Julia Koerner explains, “My collaboration with Materialise for the 3D printed dress for Iris van Herpen's Haute Couture Show 'Voltage' 2013 reveals a highly complex, parametrically generated, geometrical structure. The architectural structure aims to superimpose multiple layers of thin woven lines which animate the body in an organic way. Exploiting computational boundaries in combination with emergent technology selective laser sintering, of a new flexible material, lead to enticing and enigmatic effects within fashion design. New possibilities arise such as eliminating seams and cuts where they are usually placed in couture.”

Following the Paris Fashion Show, the skirt and cape will be exhibited at MIT’s Media Lab.

  • Guest

    These developments are really interesting and it’s nice to see these scientists and architects, 3D artists pushing the bounderies.

    As for Iris van Herpen, she is for sure a talented designer, but I do find that she takes way to much credit for these 3D dresses. Every year she collaborates with the best of the best in the field of 3D computational architecture/design, without literally knowing anything about 3D design.
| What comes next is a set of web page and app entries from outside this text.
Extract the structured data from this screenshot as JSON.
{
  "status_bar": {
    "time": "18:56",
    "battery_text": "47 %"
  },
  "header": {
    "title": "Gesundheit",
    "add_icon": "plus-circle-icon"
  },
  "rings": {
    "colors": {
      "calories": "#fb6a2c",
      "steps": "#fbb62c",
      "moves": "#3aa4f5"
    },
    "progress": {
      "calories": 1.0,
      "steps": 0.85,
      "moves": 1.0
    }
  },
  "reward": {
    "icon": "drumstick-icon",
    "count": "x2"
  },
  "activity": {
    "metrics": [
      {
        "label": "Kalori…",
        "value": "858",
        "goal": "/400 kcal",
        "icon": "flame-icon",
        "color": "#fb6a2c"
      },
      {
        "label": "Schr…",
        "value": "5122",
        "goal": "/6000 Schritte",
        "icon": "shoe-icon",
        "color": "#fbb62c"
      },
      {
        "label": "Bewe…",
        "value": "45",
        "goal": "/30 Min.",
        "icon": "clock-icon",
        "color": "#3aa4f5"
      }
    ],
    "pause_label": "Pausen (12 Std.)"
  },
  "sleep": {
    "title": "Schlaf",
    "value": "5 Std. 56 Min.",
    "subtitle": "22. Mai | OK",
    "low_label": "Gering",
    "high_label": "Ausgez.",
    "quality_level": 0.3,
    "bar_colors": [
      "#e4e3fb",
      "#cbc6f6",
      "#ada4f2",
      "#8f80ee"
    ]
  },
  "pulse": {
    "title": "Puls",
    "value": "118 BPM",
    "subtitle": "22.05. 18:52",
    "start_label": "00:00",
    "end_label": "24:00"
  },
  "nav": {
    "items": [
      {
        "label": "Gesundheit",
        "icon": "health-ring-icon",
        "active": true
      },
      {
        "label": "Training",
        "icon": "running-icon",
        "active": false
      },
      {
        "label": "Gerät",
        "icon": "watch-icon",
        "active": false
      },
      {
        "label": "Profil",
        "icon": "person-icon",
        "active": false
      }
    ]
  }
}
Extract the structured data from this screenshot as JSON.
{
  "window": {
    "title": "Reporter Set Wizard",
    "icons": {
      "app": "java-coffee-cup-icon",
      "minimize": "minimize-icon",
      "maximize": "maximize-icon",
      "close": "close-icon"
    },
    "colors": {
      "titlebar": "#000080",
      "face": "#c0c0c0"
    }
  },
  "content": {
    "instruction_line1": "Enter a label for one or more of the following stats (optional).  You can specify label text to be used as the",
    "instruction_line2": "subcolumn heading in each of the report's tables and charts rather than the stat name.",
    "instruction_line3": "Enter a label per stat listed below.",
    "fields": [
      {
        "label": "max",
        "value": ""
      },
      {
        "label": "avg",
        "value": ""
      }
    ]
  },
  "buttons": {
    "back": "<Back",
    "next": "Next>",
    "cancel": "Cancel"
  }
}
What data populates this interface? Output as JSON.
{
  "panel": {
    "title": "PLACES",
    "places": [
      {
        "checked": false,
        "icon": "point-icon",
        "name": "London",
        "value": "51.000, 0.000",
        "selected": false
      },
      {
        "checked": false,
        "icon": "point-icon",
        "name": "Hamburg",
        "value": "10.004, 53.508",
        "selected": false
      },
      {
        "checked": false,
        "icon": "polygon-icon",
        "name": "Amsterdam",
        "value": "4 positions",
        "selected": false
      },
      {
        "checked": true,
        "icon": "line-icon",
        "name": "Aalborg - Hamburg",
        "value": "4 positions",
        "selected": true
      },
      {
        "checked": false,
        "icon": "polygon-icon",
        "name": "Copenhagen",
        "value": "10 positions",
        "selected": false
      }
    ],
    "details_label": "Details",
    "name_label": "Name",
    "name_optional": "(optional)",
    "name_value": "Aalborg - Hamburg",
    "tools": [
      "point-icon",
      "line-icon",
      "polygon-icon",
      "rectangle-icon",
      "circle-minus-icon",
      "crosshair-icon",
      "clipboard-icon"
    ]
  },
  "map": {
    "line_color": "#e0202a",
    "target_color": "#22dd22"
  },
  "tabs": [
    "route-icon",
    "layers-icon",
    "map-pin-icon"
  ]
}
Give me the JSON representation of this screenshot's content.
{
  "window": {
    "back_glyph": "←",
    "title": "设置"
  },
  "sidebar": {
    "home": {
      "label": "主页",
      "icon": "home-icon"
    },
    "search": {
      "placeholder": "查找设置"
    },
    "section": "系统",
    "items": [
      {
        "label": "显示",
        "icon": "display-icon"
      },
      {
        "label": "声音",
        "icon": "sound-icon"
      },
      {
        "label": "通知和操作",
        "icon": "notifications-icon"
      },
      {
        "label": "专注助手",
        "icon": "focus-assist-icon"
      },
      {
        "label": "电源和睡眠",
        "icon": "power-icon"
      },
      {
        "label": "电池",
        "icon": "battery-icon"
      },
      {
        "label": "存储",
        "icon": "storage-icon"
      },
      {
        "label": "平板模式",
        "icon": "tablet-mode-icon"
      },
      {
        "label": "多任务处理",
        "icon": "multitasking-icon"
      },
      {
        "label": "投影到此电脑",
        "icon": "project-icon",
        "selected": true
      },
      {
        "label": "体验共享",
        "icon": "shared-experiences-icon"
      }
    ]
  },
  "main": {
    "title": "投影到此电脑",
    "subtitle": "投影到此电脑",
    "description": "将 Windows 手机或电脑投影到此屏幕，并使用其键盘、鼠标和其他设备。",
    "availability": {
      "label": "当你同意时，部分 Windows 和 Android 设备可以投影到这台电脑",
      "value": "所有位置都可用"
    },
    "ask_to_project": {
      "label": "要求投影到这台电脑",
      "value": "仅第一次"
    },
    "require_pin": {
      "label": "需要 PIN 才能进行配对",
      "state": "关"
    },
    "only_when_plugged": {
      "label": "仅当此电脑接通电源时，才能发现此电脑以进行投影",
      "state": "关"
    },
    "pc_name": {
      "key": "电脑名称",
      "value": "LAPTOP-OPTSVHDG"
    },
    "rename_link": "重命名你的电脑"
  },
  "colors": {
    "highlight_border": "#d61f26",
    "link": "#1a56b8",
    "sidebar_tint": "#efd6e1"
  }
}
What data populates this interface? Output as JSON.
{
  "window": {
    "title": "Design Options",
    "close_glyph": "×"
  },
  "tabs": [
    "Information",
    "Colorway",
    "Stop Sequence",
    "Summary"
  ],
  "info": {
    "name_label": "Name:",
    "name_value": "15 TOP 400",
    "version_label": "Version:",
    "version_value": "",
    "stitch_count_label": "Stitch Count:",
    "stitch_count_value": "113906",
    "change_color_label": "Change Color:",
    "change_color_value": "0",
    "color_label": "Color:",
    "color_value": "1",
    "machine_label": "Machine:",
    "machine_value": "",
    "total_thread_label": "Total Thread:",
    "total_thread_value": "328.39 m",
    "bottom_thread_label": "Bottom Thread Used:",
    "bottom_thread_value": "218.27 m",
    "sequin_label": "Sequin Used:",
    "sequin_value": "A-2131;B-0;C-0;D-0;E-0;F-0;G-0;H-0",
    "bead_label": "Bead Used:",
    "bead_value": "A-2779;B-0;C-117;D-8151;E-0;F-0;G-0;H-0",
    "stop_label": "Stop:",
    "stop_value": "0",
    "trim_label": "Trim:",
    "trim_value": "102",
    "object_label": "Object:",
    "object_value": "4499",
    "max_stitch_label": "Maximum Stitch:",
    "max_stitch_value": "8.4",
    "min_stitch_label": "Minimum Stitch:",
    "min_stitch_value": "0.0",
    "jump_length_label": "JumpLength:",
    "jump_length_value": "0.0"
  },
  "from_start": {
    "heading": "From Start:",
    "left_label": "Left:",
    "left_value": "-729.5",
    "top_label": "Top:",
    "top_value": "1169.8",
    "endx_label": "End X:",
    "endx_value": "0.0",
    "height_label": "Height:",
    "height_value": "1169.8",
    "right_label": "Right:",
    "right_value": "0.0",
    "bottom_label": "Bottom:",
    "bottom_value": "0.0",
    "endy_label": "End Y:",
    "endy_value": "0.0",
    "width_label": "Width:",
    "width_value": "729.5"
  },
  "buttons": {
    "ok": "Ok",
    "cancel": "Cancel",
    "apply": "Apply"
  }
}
    I know this because I saw an interview in Dutch, where she basically told the journalist she only works “flat” as in 2D, when she was being asked how she makes these 3D shapes. Maybe she does give some direction but somehow the results look eerily similar to the previous work of those she collaborates with.

    And then she should always mention the names in an equal manner, instead of label it like an Iris van Herpen. On Dezeen it is mentioned, but on fashion websites it often doesn’t happen.

    She also mentioned she doesn’t like reinventing old ideas, well that’s rather an easy thing to say if you collaborate every year with artists.

  • deon marais

    Am I missing something? Do I need glasses? I see no 3D effect.

  • blah

    I love that whole gothic-meets-Gaudi thing her programmers came up with.